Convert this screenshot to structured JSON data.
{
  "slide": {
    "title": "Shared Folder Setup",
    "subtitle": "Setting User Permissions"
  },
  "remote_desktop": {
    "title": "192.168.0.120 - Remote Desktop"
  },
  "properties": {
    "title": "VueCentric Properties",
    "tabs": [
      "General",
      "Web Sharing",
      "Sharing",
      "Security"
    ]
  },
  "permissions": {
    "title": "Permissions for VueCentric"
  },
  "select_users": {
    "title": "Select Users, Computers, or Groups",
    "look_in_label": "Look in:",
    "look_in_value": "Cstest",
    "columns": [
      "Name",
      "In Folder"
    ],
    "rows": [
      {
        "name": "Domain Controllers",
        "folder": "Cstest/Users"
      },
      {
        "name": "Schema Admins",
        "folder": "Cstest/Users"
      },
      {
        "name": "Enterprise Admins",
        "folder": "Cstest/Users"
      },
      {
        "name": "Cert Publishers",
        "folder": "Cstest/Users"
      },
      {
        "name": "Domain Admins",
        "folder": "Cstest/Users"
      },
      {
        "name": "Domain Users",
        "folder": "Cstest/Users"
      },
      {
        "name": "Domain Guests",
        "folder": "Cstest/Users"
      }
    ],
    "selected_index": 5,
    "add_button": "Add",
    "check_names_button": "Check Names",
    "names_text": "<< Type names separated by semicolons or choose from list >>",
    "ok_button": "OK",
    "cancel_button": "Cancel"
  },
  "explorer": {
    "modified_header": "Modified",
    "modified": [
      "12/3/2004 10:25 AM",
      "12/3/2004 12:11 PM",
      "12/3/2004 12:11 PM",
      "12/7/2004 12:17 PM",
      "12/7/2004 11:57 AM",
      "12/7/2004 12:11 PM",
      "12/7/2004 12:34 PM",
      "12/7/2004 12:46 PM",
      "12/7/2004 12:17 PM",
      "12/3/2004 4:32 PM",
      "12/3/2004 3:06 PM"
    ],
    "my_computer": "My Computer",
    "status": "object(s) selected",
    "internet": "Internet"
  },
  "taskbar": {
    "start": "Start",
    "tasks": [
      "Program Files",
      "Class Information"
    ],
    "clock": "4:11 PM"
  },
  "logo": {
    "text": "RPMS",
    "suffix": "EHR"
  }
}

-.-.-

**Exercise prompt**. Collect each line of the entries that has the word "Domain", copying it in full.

**Exercise solution**.
        "name": "Domain Controllers",
        "name": "Domain Admins",
        "name": "Domain Users",
        "name": "Domain Guests",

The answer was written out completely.